Most of the cowboys of the Douglas Lake Ranch are members of the Spaxomin (http://en.wikipedia.org/w/index.php?title=Spaxomin&action=edit) and Scw'exmx (http://en.wikipedia.org/wiki/Scw%27exmx) peoples, who are jointly known as the Nicola people (http://en.wikipedia.org/wiki/Nicola_people), and the life of the adjacent reserves and the ranch is tightly integrated as a result. A slowdown in operations in the later 20th Century engendered new recreation-residential development on part of the ranch holdings, near the old main house at Douglas Lake. .

Fisher-Dude
10-16-2007, 08:25 AM
Bernie Ebbers is doing hard time IIRC for the Worldcom swindle.

There is also a rumour that Mel Gibson was looking at buying the ranch last time it was for sale - newhunterette heard that and was standing in line to get a job shovelling out the horse stalls. :wink:

http://us.movies1.yimg.com/movies.yahoo.com/images/hv/photo/contrib_pix/m/e/hds/mel_gibson.jpg

newhunterette
10-16-2007, 08:29 AM
There is also a rumour that Mel Gibson was looking at buying the ranch last time it was for sale - newhunterette heard that and was standing in line to get a job shovelling out the horse stalls. :wink:


hey now I may do a lot of things but I would not shovel horsey poop for Mel Gibson - tell me Sam Elliott is buying the ranch or even old Clint Eastwood and I might for him - I like the rugged cowboys FD heheheheheheh

3kills
10-16-2007, 08:41 AM
Stan Kroenke is a owner of the colarado avalanche and he wife is Sam Waltons granddaughter or something like that

Sharkey
10-16-2007, 01:01 PM
Does Mel need a Realtor? I should phone him.....
~D

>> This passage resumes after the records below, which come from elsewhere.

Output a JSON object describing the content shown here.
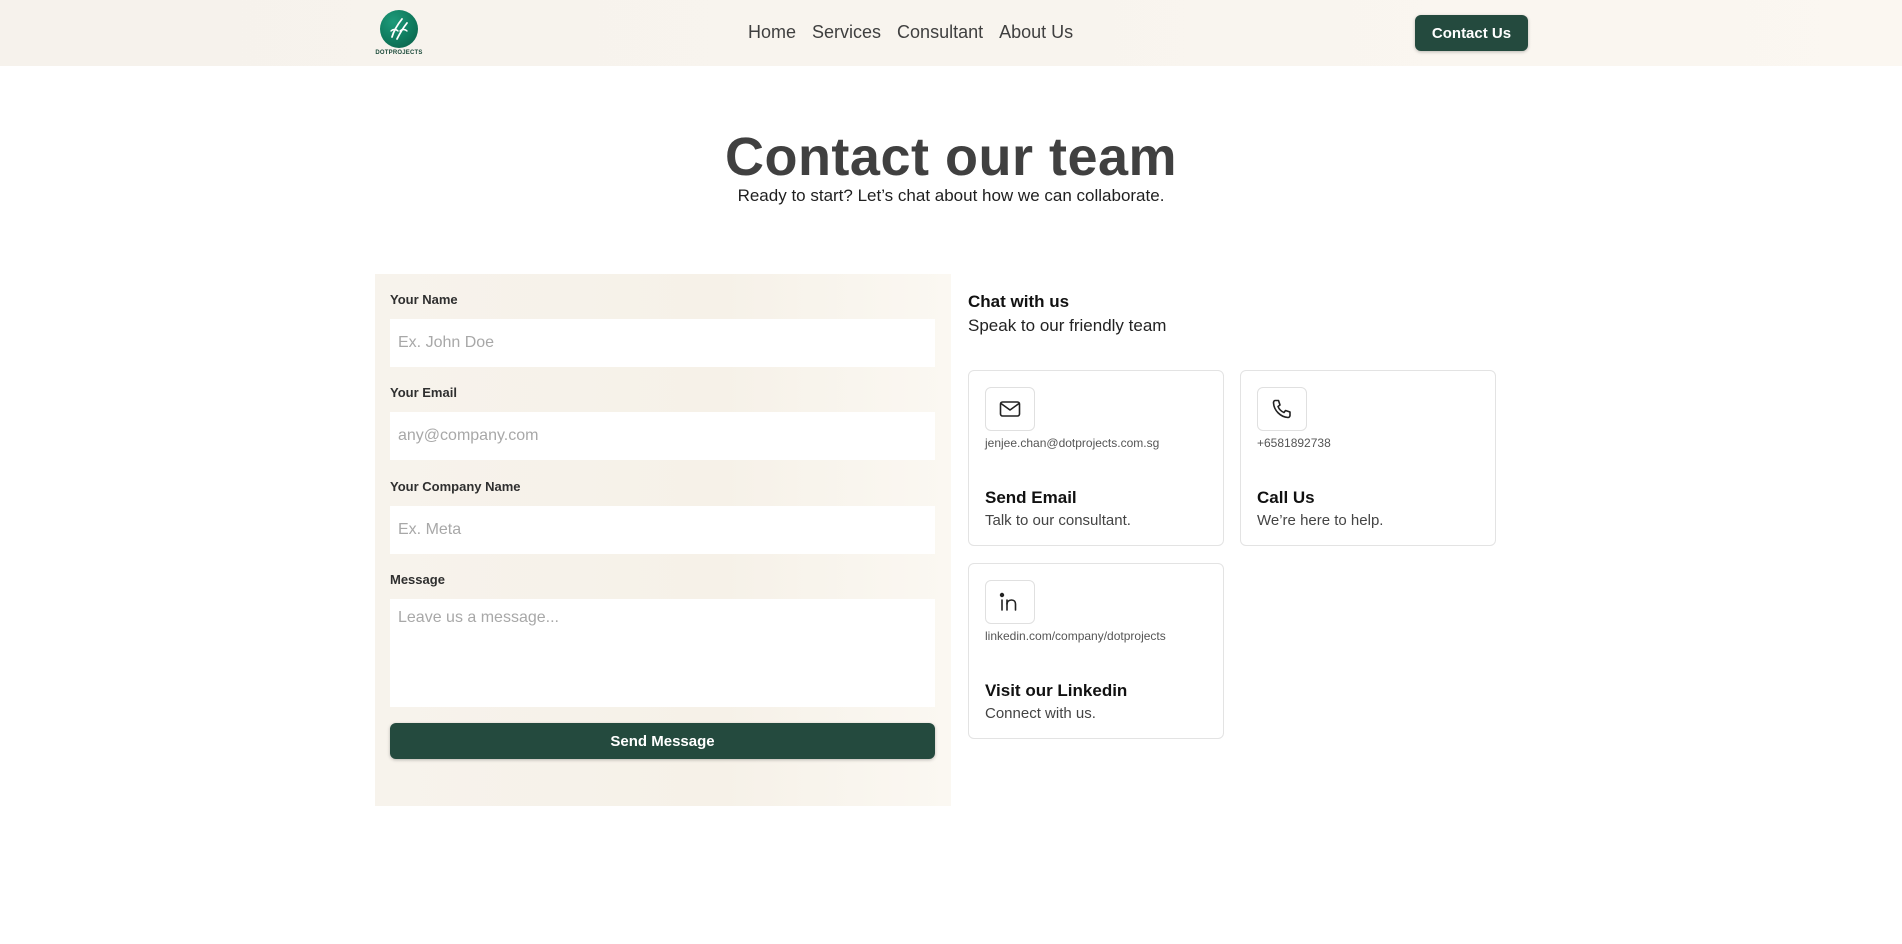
{
  "header": {
    "logo_text": "DOTPROJECTS",
    "nav": [
      "Home",
      "Services",
      "Consultant",
      "About Us"
    ],
    "cta_label": "Contact Us"
  },
  "hero": {
    "title": "Contact our team",
    "subtitle": "Ready to start? Let’s chat about how we can collaborate."
  },
  "form": {
    "name_label": "Your Name",
    "name_placeholder": "Ex. John Doe",
    "email_label": "Your Email",
    "email_placeholder": "any@company.com",
    "company_label": "Your Company Name",
    "company_placeholder": "Ex. Meta",
    "message_label": "Message",
    "message_placeholder": "Leave us a message...",
    "submit_label": "Send Message"
  },
  "contact": {
    "title": "Chat with us",
    "subtitle": "Speak to our friendly team",
    "cards": [
      {
        "icon": "mail-icon",
        "detail": "jenjee.chan@dotprojects.com.sg",
        "title": "Send Email",
        "subtitle": "Talk to our consultant."
      },
      {
        "icon": "phone-icon",
        "detail": "+6581892738",
        "title": "Call Us",
        "subtitle": "We’re here to help."
      },
      {
        "icon": "linkedin-icon",
        "detail": "linkedin.com/company/dotprojects",
        "title": "Visit our Linkedin",
        "subtitle": "Connect with us."
      }
    ]
  },
  "colors": {
    "accent": "#244a3e",
    "header_bg": "#f8f4ee",
    "form_bg": "#f6f1e8",
    "logo_green": "#0f7a5d"
  }
}
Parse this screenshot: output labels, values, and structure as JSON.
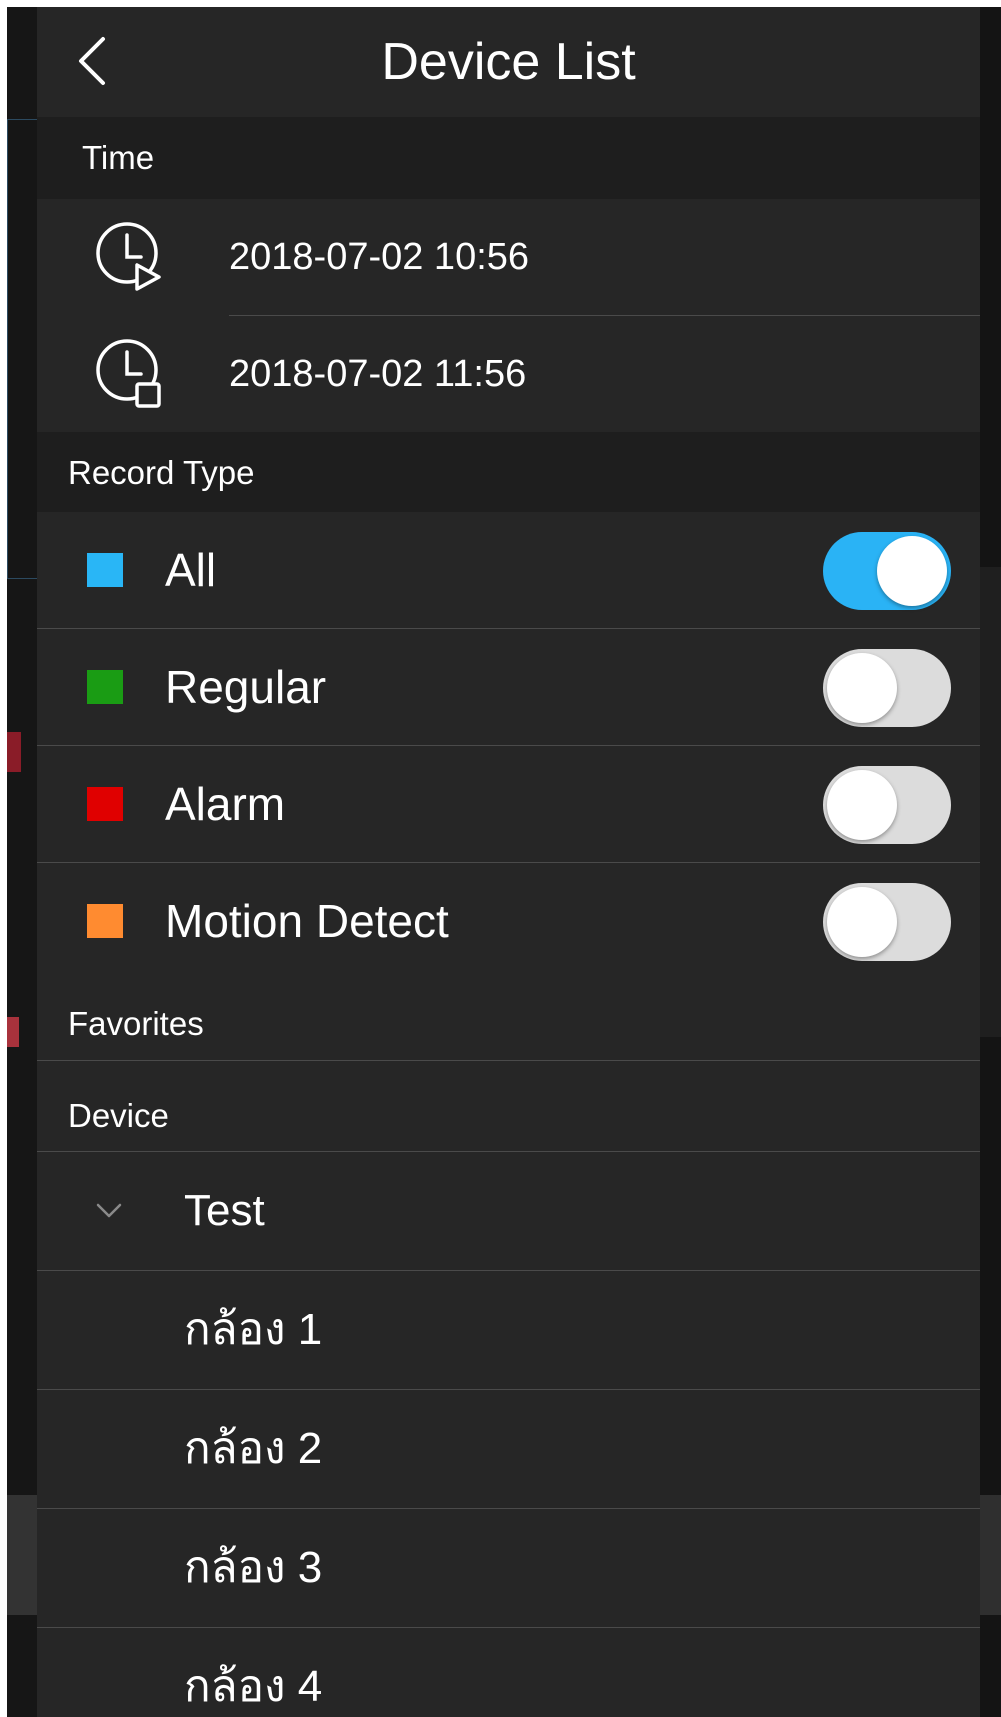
{
  "header": {
    "title": "Device List"
  },
  "sections": {
    "time_label": "Time",
    "record_type_label": "Record Type",
    "favorites_label": "Favorites",
    "device_label": "Device"
  },
  "time": {
    "start": "2018-07-02 10:56",
    "end": "2018-07-02 11:56"
  },
  "record_types": [
    {
      "label": "All",
      "color": "#29b6f6",
      "enabled": true
    },
    {
      "label": "Regular",
      "color": "#1a9c14",
      "enabled": false
    },
    {
      "label": "Alarm",
      "color": "#e00000",
      "enabled": false
    },
    {
      "label": "Motion Detect",
      "color": "#ff8b30",
      "enabled": false
    }
  ],
  "devices": {
    "group": "Test",
    "cameras": [
      "กล้อง 1",
      "กล้อง 2",
      "กล้อง 3",
      "กล้อง 4"
    ]
  },
  "colors": {
    "panel_bg": "#262626",
    "section_bg": "#1e1e1e",
    "toggle_on": "#2ab3f5",
    "toggle_off": "#dcdcdc"
  }
}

dukester
10-16-2007, 01:13 PM
Is This Ranch Like Wako Texas??? Or Hotel California??

Doe Eyes
10-16-2007, 01:18 PM
Did someone say Sam Elliott????
The voice....oh ya...giddy-up

Leaseman
10-16-2007, 02:03 PM
You did good Ali....I think the acreage is a tad off but heh!!...Joseph Greaves was my great grandfather ( or was it great great...)...in my younger years, during the mid 70's, I spent a lot of time up there with my uncle Buck (greaves) who had a trap line on the ranch.... had access to the private lakes at that time (during the time Woodwards owned it) and my uncle lived on Salmon Lake, private end, where Woodwards sister and family had their "summer home"....lots of great memories up to when my uncle died in the mid 80's...........

Haven't spent much time up there since, but it will always hold a fond place in my heart....my parents still have his original saddle, pack frames etc. from when the ranch was young...lots of pics too.....


Mike

rollingrock
10-16-2007, 02:59 PM
- I like the rugged cowboys FD heheheheheheh

:lol: This is the wisest comparison I've heard so far! Seriously